Monday, June 14 at 03:15pm (PDT)Monday, June 14 at 11:15pm (BST)Tuesday, June 15 07:15am (KST)
SMB2021 FollowMonday (Tuesday) during the "CT01" time block.
University of California, Riverside
"A Metabolism-Based Multiscale Model of Fungal Development and Growth"
Bacterial-fungal interactions play a fundamental role in many processes including crop biofuel development and biosystem design. In this work, we focus on the interactions between the fungi Laccaria bicolor and the bacterium Psuedomonas fluorescens and their integral role in the fitness of the roots of the Populus tree. L. bicolor synthesizes trehalose which stimulates growth and chemotaxis of P. flourescens. Furthermore, P. flourescens provides L. bicolor with thiamine thereby increasing fungal mass. We developed a multiscale computational model to investigate these interdependent interactions. The growth and branching of the fungal mycelia are modeled using an off-lattice spatial discrete submodel which is dependent on both diffusive and active translocation of internal nutrients and uptake of external nutrients. The fungal growth model is coupled with a thermodynamic-kinetic maximum entropy ODE model for metabolism, containing over 200 reactions including protein and nucleic acid synthesis, from which the costs of growth and maintenance can be calculated. Trehalose secretion, especially at the tips of the hyphae, acts as a source of diffusive chemoattractant for P. fluorescens colony. Numerical simulations of these coupled models under various conditions aid in characterizing the energetic costs of growth and maintenance of L. bicolor in the presence of P. fluorescens.
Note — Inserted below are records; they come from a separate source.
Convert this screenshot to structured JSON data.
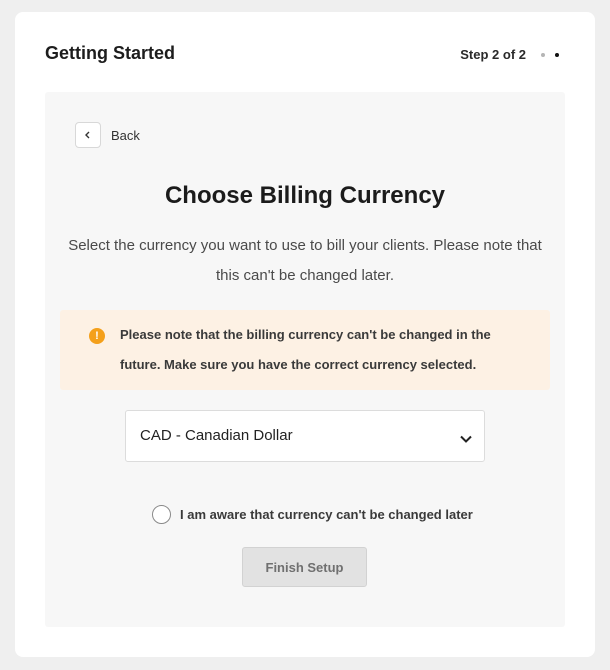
{
  "header": {
    "title": "Getting Started",
    "step_text": "Step 2 of 2",
    "step_total": 2,
    "step_current": 2
  },
  "back": {
    "label": "Back",
    "icon": "chevron-left-icon"
  },
  "content": {
    "title": "Choose Billing Currency",
    "description": "Select the currency you want to use to bill your clients. Please note that this can't be changed later."
  },
  "alert": {
    "icon": "warning-icon",
    "icon_glyph": "!",
    "text": "Please note that the billing currency can't be changed in the future. Make sure you have the correct currency selected.",
    "color": "#f4a01b",
    "background": "#fdf1e4"
  },
  "currency_select": {
    "value": "CAD - Canadian Dollar",
    "icon": "chevron-down-icon"
  },
  "confirm_checkbox": {
    "label": "I am aware that currency can't be changed later",
    "checked": false
  },
  "finish_button": {
    "label": "Finish Setup",
    "enabled": false
  }
}
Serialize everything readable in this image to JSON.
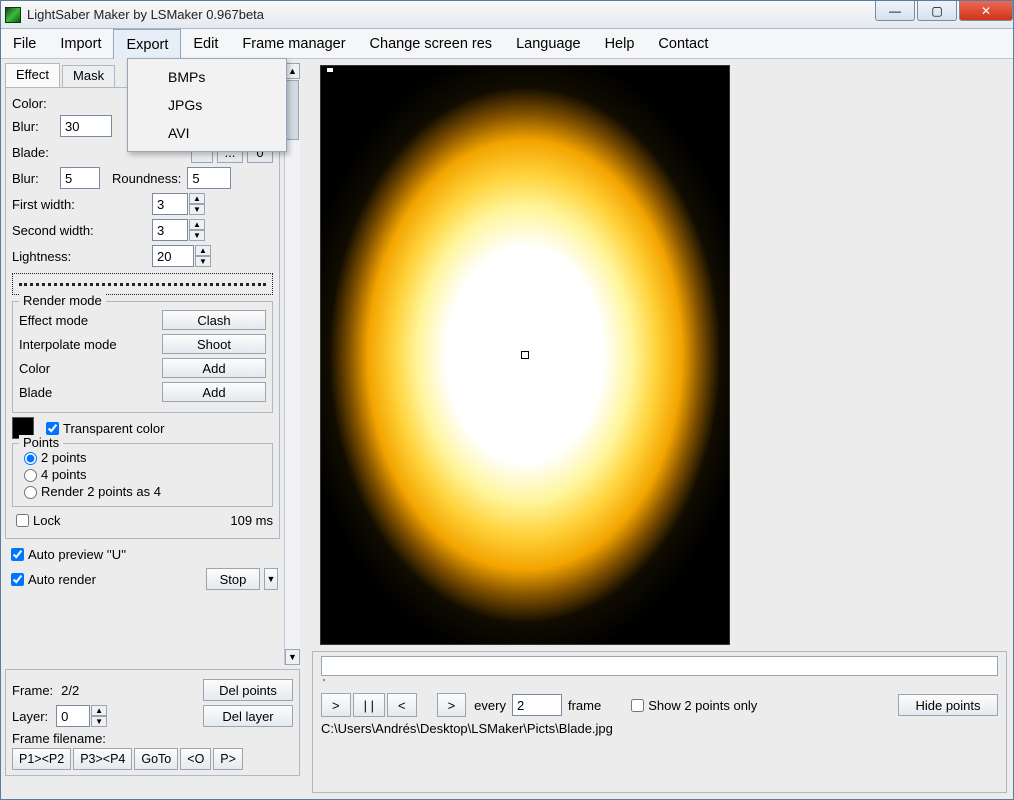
{
  "window": {
    "title": "LightSaber Maker by LSMaker 0.967beta"
  },
  "menu": {
    "items": [
      "File",
      "Import",
      "Export",
      "Edit",
      "Frame manager",
      "Change screen res",
      "Language",
      "Help",
      "Contact"
    ],
    "open_index": 2,
    "dropdown": [
      "BMPs",
      "JPGs",
      "AVI"
    ]
  },
  "tabs": {
    "effect": "Effect",
    "mask": "Mask"
  },
  "effect": {
    "color_label": "Color:",
    "blur1_label": "Blur:",
    "blur1": "30",
    "blade_label": "Blade:",
    "blade_btn_dots": "...",
    "blade_btn_zero": "0",
    "blur2_label": "Blur:",
    "blur2": "5",
    "roundness_label": "Roundness:",
    "roundness": "5",
    "first_width_label": "First width:",
    "first_width": "3",
    "second_width_label": "Second width:",
    "second_width": "3",
    "lightness_label": "Lightness:",
    "lightness": "20"
  },
  "render_mode": {
    "legend": "Render mode",
    "rows": [
      {
        "label": "Effect mode",
        "btn": "Clash"
      },
      {
        "label": "Interpolate mode",
        "btn": "Shoot"
      },
      {
        "label": "Color",
        "btn": "Add"
      },
      {
        "label": "Blade",
        "btn": "Add"
      }
    ]
  },
  "transparent": {
    "label": "Transparent color",
    "checked": true
  },
  "points": {
    "legend": "Points",
    "options": [
      "2 points",
      "4 points",
      "Render 2 points as 4"
    ],
    "selected": 0
  },
  "lock": {
    "label": "Lock",
    "time": "109 ms"
  },
  "auto_preview": {
    "label": "Auto preview ''U''",
    "checked": true
  },
  "auto_render": {
    "label": "Auto render",
    "checked": true,
    "stop": "Stop"
  },
  "frame_panel": {
    "frame_label": "Frame:",
    "frame_value": "2/2",
    "layer_label": "Layer:",
    "layer_value": "0",
    "del_points": "Del points",
    "del_layer": "Del layer",
    "frame_filename_label": "Frame filename:",
    "btns": [
      "P1><P2",
      "P3><P4",
      "GoTo",
      "<O",
      "P>"
    ]
  },
  "player": {
    "controls": [
      ">",
      "| |",
      "<",
      ">"
    ],
    "every_label": "every",
    "every_value": "2",
    "frame_label": "frame",
    "show2": "Show 2 points only",
    "hide": "Hide points",
    "path": "C:\\Users\\Andrés\\Desktop\\LSMaker\\Picts\\Blade.jpg"
  }
}
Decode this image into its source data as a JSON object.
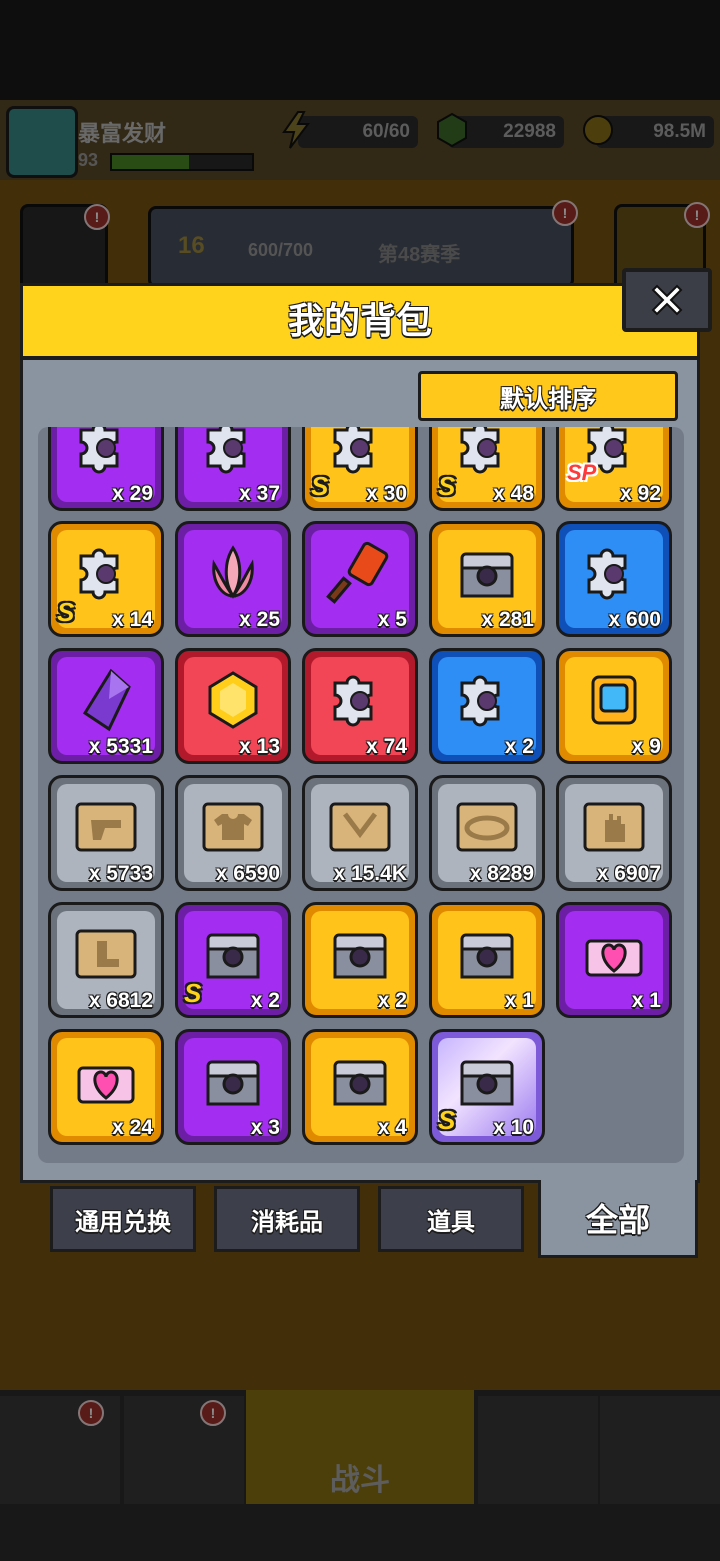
{
  "player": {
    "name": "暴富发财",
    "level": "93",
    "xp_fraction": 0.55
  },
  "resources": [
    {
      "icon": "energy-bolt-icon",
      "value": "60/60"
    },
    {
      "icon": "green-gem-icon",
      "value": "22988"
    },
    {
      "icon": "gold-coin-icon",
      "value": "98.5M"
    }
  ],
  "season": {
    "level": "16",
    "progress": "600/700",
    "label": "第48赛季"
  },
  "modal": {
    "title": "我的背包",
    "sort_label": "默认排序",
    "close_icon": "close-icon"
  },
  "items": [
    {
      "rarity": "purple",
      "icon": "puzzle-piece-icon",
      "count": "x 29",
      "badge": ""
    },
    {
      "rarity": "purple",
      "icon": "puzzle-piece-icon",
      "count": "x 37",
      "badge": ""
    },
    {
      "rarity": "gold",
      "icon": "puzzle-piece-icon",
      "count": "x 30",
      "badge": "S"
    },
    {
      "rarity": "gold",
      "icon": "puzzle-piece-icon",
      "count": "x 48",
      "badge": "S"
    },
    {
      "rarity": "gold",
      "icon": "puzzle-piece-icon",
      "count": "x 92",
      "badge": "SP"
    },
    {
      "rarity": "gold",
      "icon": "puzzle-piece-icon",
      "count": "x 14",
      "badge": "S"
    },
    {
      "rarity": "purple",
      "icon": "lotus-icon",
      "count": "x 25",
      "badge": ""
    },
    {
      "rarity": "purple",
      "icon": "hammer-icon",
      "count": "x 5",
      "badge": ""
    },
    {
      "rarity": "gold",
      "icon": "chest-icon",
      "count": "x 281",
      "badge": ""
    },
    {
      "rarity": "blue",
      "icon": "puzzle-piece-icon",
      "count": "x 600",
      "badge": ""
    },
    {
      "rarity": "purple",
      "icon": "purple-crystal-icon",
      "count": "x 5331",
      "badge": ""
    },
    {
      "rarity": "red",
      "icon": "gold-gem-icon",
      "count": "x 13",
      "badge": ""
    },
    {
      "rarity": "red",
      "icon": "puzzle-piece-icon",
      "count": "x 74",
      "badge": ""
    },
    {
      "rarity": "blue",
      "icon": "puzzle-piece-icon",
      "count": "x 2",
      "badge": ""
    },
    {
      "rarity": "gold",
      "icon": "device-icon",
      "count": "x 9",
      "badge": ""
    },
    {
      "rarity": "grey",
      "icon": "blueprint-gun-icon",
      "count": "x 5733",
      "badge": ""
    },
    {
      "rarity": "grey",
      "icon": "blueprint-shirt-icon",
      "count": "x 6590",
      "badge": ""
    },
    {
      "rarity": "grey",
      "icon": "blueprint-necklace-icon",
      "count": "x 15.4K",
      "badge": ""
    },
    {
      "rarity": "grey",
      "icon": "blueprint-belt-icon",
      "count": "x 8289",
      "badge": ""
    },
    {
      "rarity": "grey",
      "icon": "blueprint-glove-icon",
      "count": "x 6907",
      "badge": ""
    },
    {
      "rarity": "grey",
      "icon": "blueprint-boot-icon",
      "count": "x 6812",
      "badge": ""
    },
    {
      "rarity": "purple",
      "icon": "chest-icon",
      "count": "x 2",
      "badge": "S"
    },
    {
      "rarity": "gold",
      "icon": "chest-icon",
      "count": "x 2",
      "badge": ""
    },
    {
      "rarity": "gold",
      "icon": "chest-icon",
      "count": "x 1",
      "badge": ""
    },
    {
      "rarity": "purple",
      "icon": "heart-chest-icon",
      "count": "x 1",
      "badge": ""
    },
    {
      "rarity": "gold",
      "icon": "heart-chest-icon",
      "count": "x 24",
      "badge": ""
    },
    {
      "rarity": "purple",
      "icon": "chest-icon",
      "count": "x 3",
      "badge": ""
    },
    {
      "rarity": "gold",
      "icon": "chest-icon",
      "count": "x 4",
      "badge": ""
    },
    {
      "rarity": "holo",
      "icon": "chest-icon",
      "count": "x 10",
      "badge": "S"
    }
  ],
  "tabs": [
    {
      "label": "通用兑换"
    },
    {
      "label": "消耗品"
    },
    {
      "label": "道具"
    },
    {
      "label": "全部",
      "active": true
    }
  ],
  "bottom_nav": {
    "battle_label": "战斗"
  },
  "colors": {
    "header_yellow": "#ffd21b",
    "panel_grey": "#8a93a0",
    "purple": "#a32ef1",
    "gold": "#ffc31a",
    "blue": "#2f8ef5",
    "red": "#f24556",
    "grey": "#aeb4bd"
  }
}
Brenda Lyn A. Gavina
University of the Philippines
"Optimization of dosing strategy for anovulation"
A female's reproductive life from the average age of 12.5 until 51 is governed by the menstrual cycle. During this cycle, pituitary and ovarian hormones fluctuate. Abnormal concentrations of these hormones often cause cycle irregularities. However, there are cases where an abnormal cycle, in particular anovulation, is desired. For instance, in contraception and in managing premenstrual symptoms. Exogenous hormones such as synthetic progesterone and synthetic estrogen have been used to attain anovulatory state by controlling hormone levels in the body. Nonetheless, large doses are associated with adverse effects such as increased risk for thrombosis and myocardial infarction. This talk focuses on the application of optimal control to a simple modification of the model in (Margolskee et al., 2011) in order to determine the minimum dosages of exogenous estrogen and progesterone that result to anovulation. Exogenous hormone profile and timing of administration are obtained. These results may give clinicians insights to improve dosing strategies in ovulation suppression.
University of Kentucky
"Modeling the Pancreatic Cancer Microenvironment in Search of Control Targets"
Pancreatic Ductal Adenocarcinoma is among the leading causes of cancer related deaths globally due to its extreme difficulty to detect and treat. Recently, research focus has shifted to analyzing the microenvironment of pancreatic cancer to better understand its key molecular mechanisms. This microenvironment can be represented with a multi-scale model consisting of pancreatic cancer cells, pancreatic stellate cells, as well as cytokines and growth factors which are responsible for intercellular communication between the PCCs and PSCs. We have built a stochastic Boolean model, validated by literature and clinical data, in which we probed for intervention strategies that force this gene regulatory network from a diseased state to a healthy state. We implemented methods from phenotype control theory to determine a procedure for regulating specific genes within the microenvironment. After applying well studied control methods such as stable motifs, feedback vertex set and computational algebra, we discovered that each produces a different set of control targets that are not necessarily minimal nor unique. Each control set contains cytokines, KRas, and HER2/neu which suggests they are key players in the system's dynamics. Many of these model predictions are supported by literature and have potential to be new targets.
"Integration of Intracellular Kinetic Models to Multiscale Agent-Based Models"
Multiscale Agent-Based Models (ABM) provide a framework to model across different scales while intracellular kinetic models capture dynamic trends at the molecular level. In this work, we integrated intracellular kinetic models to a 3-D physics-based multiscale ABM tool (PhysiCell). Cells are represented as intelligent agents which behave according to rules and parameters. As a result, dynamic molecular models which are represented as ordinary differential equations (ODEs) in Systems Biology Markup Language (SBML) format were solved in PhysiCell using libRoadrunner, a fast, SBML solver package. To achieve this goal, cells uptake/secrete chemicals to/from the microenvironment. Custom data associated with PhysiCell agents is used as an interface between ABM and ODEs, updating the SBML in pre-defined time intervals. Kinetic ODEs are simulated at this point and results are updated to the custom data which can be used to control phenotypic parameters. Therefore, phenotypic changes in intelligent agents are determined by molecular level events. Moreover, having cell-specific custom data provides the heterogeneity through tissue or domain. This advancement makes PhysiCell models easier to produce since modelers can use SBML to write their dynamic phenotypes without writing complex functions in C++.